The development interface should now be displayed, typically at the bottom of the browser window. The following tools are available, each accessible by clicking on their respective tab heading or using the accompanying keyboard shortcut.DOM Explorer: Allows you to edit stylesheets and HTML in the active page, rendering the modified results as you go. Utilizes IntelliSense functionality to autocomplete code where applicable. Keyboard shortcut: (CTRL+1)Console: Provides the ability to submit debugging information including counters, timers, traces, and customized messages via an integrated API. Also, lets you inject code into an active web page and modify the values assigned to individual variables in real-time. Keyboard shortcut: (CTRL+2)Debugger: Lets you set breakpoints and debug your code while it executes, line by line if necessary. Keyboard shortcut: (CTRL+3)Network: Lists each network request initiated by the browser during page load and execution including protocol details, content type, bandwidth usage, and much more. Keyboard shortcut: (CTRL+4)Performance: Details frame rates, CPU utilization, and other performance-related metrics to help you speed up page load times and other activities. Keyboard shortcut: (CTRL+5)Memory: Helps you isolate and correct potential memory leaks on the current web page by displaying a memory usage timeline along with snapshots from different time intervals. Keyboard shortcut: (CTRL+6)Emulation: Shows you how the active page would render in various resolutions and screen sizes, emulating smartphones, tablets, and other devices. It also provides the ability to modify the user agent and page orientation, as well as simulate different geolocations by entering a latitude and longitude. Keyboard shortcut: (CTRL+7)

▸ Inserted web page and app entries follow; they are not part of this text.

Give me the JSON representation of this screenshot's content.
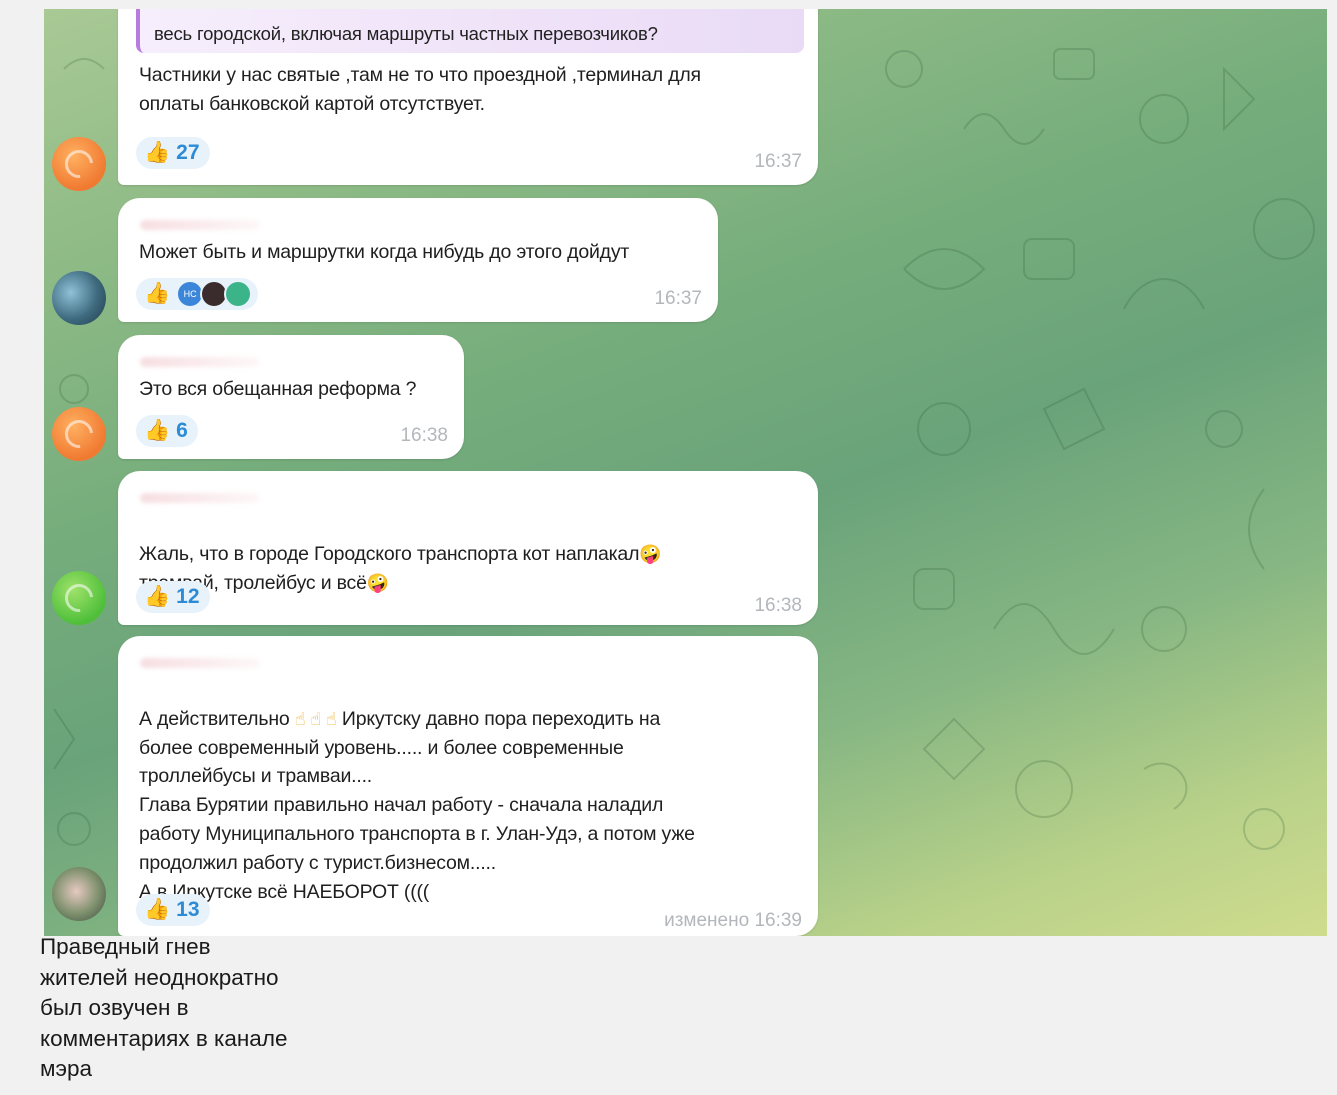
{
  "messages": [
    {
      "quote": "весь городской, включая маршруты частных перевозчиков?",
      "text": "Частники у нас святые ,там не то что проездной ,терминал для\nоплаты банковской картой отсутствует.",
      "reaction": {
        "emoji": "👍",
        "count": "27"
      },
      "time": "16:37",
      "avatar": "orange"
    },
    {
      "text": "Может быть и маршрутки когда нибудь до этого дойдут",
      "reaction": {
        "emoji": "👍",
        "avatars": [
          "HC",
          "",
          ""
        ]
      },
      "time": "16:37",
      "avatar": "photo"
    },
    {
      "text": "Это вся обещанная реформа ?",
      "reaction": {
        "emoji": "👍",
        "count": "6"
      },
      "time": "16:38",
      "avatar": "orange"
    },
    {
      "text_line1": "Жаль, что в городе Городского транспорта кот наплакал",
      "text_line2": "трамвай, тролейбус и всё",
      "emoji": "🤪",
      "reaction": {
        "emoji": "👍",
        "count": "12"
      },
      "time": "16:38",
      "avatar": "green"
    },
    {
      "text_start": "А действительно",
      "fingers": "☝ ☝ ☝",
      "text_end": "Иркутску давно пора переходить на",
      "text_rest": "более современный уровень..... и более современные\nтроллейбусы и трамваи....\nГлава Бурятии правильно начал работу - сначала наладил\nработу Муниципального транспорта в г. Улан-Удэ,  а потом уже\nпродолжил работу с турист.бизнесом.....\nА в Иркутске  всё  НАЕБОРОТ  ((((",
      "reaction": {
        "emoji": "👍",
        "count": "13"
      },
      "time": "изменено 16:39",
      "avatar": "photo2"
    }
  ],
  "caption": "Праведный гнев\nжителей неоднократно\nбыл озвучен в\nкомментариях в канале\nмэра"
}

To display the Console while within any of the other tools press the square button with a right bracket inside of it, located in the upper right-hand corner of the development tools interface.
To undock the developer tools interface so it becomes a separate window, select the two cascading rectangles or use the following keyboard shortcut: CTRL+P. You can place the tools back in their original location by pressing CTRL+P a second time.
Apple Safari (Mac Only)
Safari's diverse dev toolset reflects the large developer community that utilizes a Mac for their design and programming needs. In addition to a powerful console and traditional logging and debugging features, an easy-to-use responsive design mode and a tool to create your own browser extensions are also provided.
Select Safari in the browser menu, located at the top of your screen. When the drop-down menu appears, select Preferences. You can also use the following keyboard shortcut in place of this menu item: COMMAND+COMMA(,)
Safari's Preferences interface should now be displayed, overlaying your browser window. Select the Advanced icon, located on the far right-hand side of the header.
The Advanced preferences should now be visible. At the bottom of this screen is an option labeled Show Develop menu in the menu bar, accompanied by a checkbox. If there is no checkmark shown in the box, click on it once to place one there.
Close the Preferences interface.